** Given data follows **

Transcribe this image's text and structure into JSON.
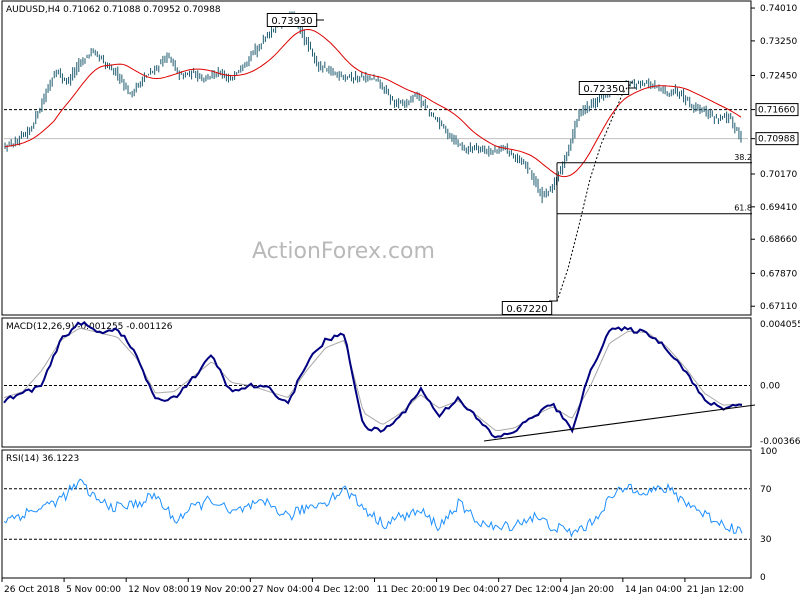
{
  "chart_data": {
    "type": "candlestick",
    "symbol_header": "AUDUSD,H4  0.71062 0.71088 0.70952 0.70988",
    "watermark": "ActionForex.com",
    "price_panel": {
      "ylim": [
        0.6693,
        0.7415
      ],
      "y_ticks": [
        "0.74010",
        "0.73250",
        "0.72450",
        "0.71660",
        "0.70988",
        "0.70170",
        "0.69410",
        "0.68660",
        "0.67870",
        "0.67110"
      ],
      "current_price_label": "0.70988",
      "resistance_level": 0.7166,
      "resistance_label": "0.71660",
      "annotations": [
        {
          "label": "0.73930",
          "x": "4 Dec 2018",
          "value": 0.7393
        },
        {
          "label": "0.72350",
          "x": "4 Jan 2019",
          "value": 0.7235
        },
        {
          "label": "0.67220",
          "x": "3 Jan 2019",
          "value": 0.6722
        }
      ],
      "fibonacci": [
        {
          "label": "38.2",
          "value": 0.7043
        },
        {
          "label": "61.8",
          "value": 0.6925
        }
      ],
      "moving_average_color": "#dd0000",
      "candle_color": "#1c5a6e",
      "swing_path": [
        0.6722,
        0.6798,
        0.6898,
        0.7005,
        0.7085,
        0.7145,
        0.7205,
        0.7235
      ]
    },
    "macd_panel": {
      "title": "MACD(12,26,9) -0.001255 -0.001126",
      "ylim": [
        -0.004,
        0.0044
      ],
      "y_ticks": [
        "0.004055",
        "0.00",
        "-0.003662"
      ],
      "main_color": "#000080",
      "signal_color": "#a8a8a8"
    },
    "rsi_panel": {
      "title": "RSI(14) 36.1223",
      "ylim": [
        0,
        100
      ],
      "y_ticks": [
        "100",
        "70",
        "30",
        "0"
      ],
      "line_color": "#1e90ff"
    },
    "x_axis_labels": [
      "26 Oct 2018",
      "5 Nov 00:00",
      "12 Nov 08:00",
      "19 Nov 20:00",
      "27 Nov 04:00",
      "4 Dec 12:00",
      "11 Dec 20:00",
      "19 Dec 04:00",
      "27 Dec 12:00",
      "4 Jan 20:00",
      "14 Jan 04:00",
      "21 Jan 12:00"
    ],
    "price_anchors": [
      0.708,
      0.709,
      0.712,
      0.7185,
      0.7255,
      0.723,
      0.7275,
      0.7302,
      0.727,
      0.725,
      0.72,
      0.7235,
      0.726,
      0.729,
      0.7245,
      0.725,
      0.724,
      0.725,
      0.7235,
      0.727,
      0.73,
      0.734,
      0.7365,
      0.7385,
      0.733,
      0.727,
      0.7255,
      0.7245,
      0.724,
      0.724,
      0.723,
      0.7185,
      0.718,
      0.72,
      0.716,
      0.713,
      0.7095,
      0.7075,
      0.708,
      0.7065,
      0.708,
      0.705,
      0.703,
      0.6965,
      0.699,
      0.706,
      0.716,
      0.718,
      0.72,
      0.7215,
      0.7225,
      0.723,
      0.722,
      0.7205,
      0.721,
      0.7175,
      0.7165,
      0.7145,
      0.715,
      0.7099
    ],
    "macd_anchors": [
      -0.001,
      -0.0005,
      0.0,
      0.003,
      0.0042,
      0.0035,
      0.0038,
      0.002,
      -0.001,
      -0.0008,
      0.0005,
      0.002,
      -0.0005,
      0.0,
      -0.0002,
      -0.0012,
      0.0015,
      0.003,
      0.0034,
      -0.0028,
      -0.003,
      -0.002,
      -0.0002,
      -0.002,
      -0.0008,
      -0.0022,
      -0.0035,
      -0.003,
      -0.002,
      -0.0012,
      -0.003,
      0.001,
      0.0037,
      0.0037,
      0.0035,
      0.0025,
      0.001,
      -0.001,
      -0.0015,
      -0.0012
    ],
    "signal_anchors": [
      -0.0008,
      -0.0004,
      0.001,
      0.003,
      0.0038,
      0.0035,
      0.0032,
      0.0018,
      -0.0005,
      -0.0004,
      0.0006,
      0.0016,
      0.0002,
      0.0,
      -0.0004,
      -0.0008,
      0.001,
      0.0025,
      0.003,
      -0.0018,
      -0.0026,
      -0.0018,
      -0.0006,
      -0.0015,
      -0.001,
      -0.002,
      -0.003,
      -0.0028,
      -0.002,
      -0.0014,
      -0.0022,
      0.0,
      0.0028,
      0.0036,
      0.0035,
      0.0026,
      0.0012,
      -0.0005,
      -0.0013,
      -0.0012
    ],
    "rsi_anchors": [
      45,
      50,
      55,
      62,
      75,
      60,
      55,
      58,
      65,
      45,
      55,
      62,
      50,
      56,
      58,
      48,
      55,
      60,
      70,
      55,
      42,
      48,
      52,
      40,
      58,
      45,
      38,
      42,
      48,
      40,
      35,
      42,
      62,
      72,
      68,
      70,
      60,
      50,
      42,
      36
    ]
  }
}
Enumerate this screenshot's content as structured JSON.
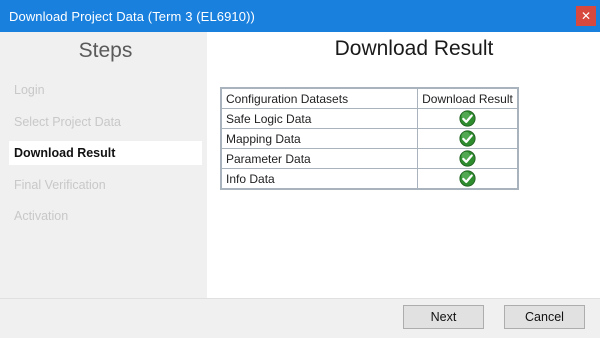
{
  "window": {
    "title": "Download Project Data (Term 3 (EL6910))",
    "close_glyph": "✕"
  },
  "steps": {
    "heading": "Steps",
    "items": [
      {
        "label": "Login",
        "active": false
      },
      {
        "label": "Select Project Data",
        "active": false
      },
      {
        "label": "Download Result",
        "active": true
      },
      {
        "label": "Final Verification",
        "active": false
      },
      {
        "label": "Activation",
        "active": false
      }
    ]
  },
  "main": {
    "title": "Download Result",
    "table": {
      "headers": [
        "Configuration Datasets",
        "Download Result"
      ],
      "rows": [
        {
          "name": "Safe Logic Data",
          "result": "check-icon"
        },
        {
          "name": "Mapping Data",
          "result": "check-icon"
        },
        {
          "name": "Parameter Data",
          "result": "check-icon"
        },
        {
          "name": "Info Data",
          "result": "check-icon"
        }
      ]
    }
  },
  "footer": {
    "next_label": "Next",
    "cancel_label": "Cancel"
  },
  "colors": {
    "titlebar": "#1a80de",
    "close_button": "#d7483e",
    "check_green": "#2e8b2e"
  }
}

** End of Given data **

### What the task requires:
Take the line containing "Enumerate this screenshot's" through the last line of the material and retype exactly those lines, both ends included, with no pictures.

### Completed exercise:
Enumerate this screenshot's content as structured JSON.
{
  "window": {
    "title": "Download Project Data (Term 3 (EL6910))",
    "close_glyph": "✕"
  },
  "steps": {
    "heading": "Steps",
    "items": [
      {
        "label": "Login",
        "active": false
      },
      {
        "label": "Select Project Data",
        "active": false
      },
      {
        "label": "Download Result",
        "active": true
      },
      {
        "label": "Final Verification",
        "active": false
      },
      {
        "label": "Activation",
        "active": false
      }
    ]
  },
  "main": {
    "title": "Download Result",
    "table": {
      "headers": [
        "Configuration Datasets",
        "Download Result"
      ],
      "rows": [
        {
          "name": "Safe Logic Data",
          "result": "check-icon"
        },
        {
          "name": "Mapping Data",
          "result": "check-icon"
        },
        {
          "name": "Parameter Data",
          "result": "check-icon"
        },
        {
          "name": "Info Data",
          "result": "check-icon"
        }
      ]
    }
  },
  "footer": {
    "next_label": "Next",
    "cancel_label": "Cancel"
  },
  "colors": {
    "titlebar": "#1a80de",
    "close_button": "#d7483e",
    "check_green": "#2e8b2e"
  }
}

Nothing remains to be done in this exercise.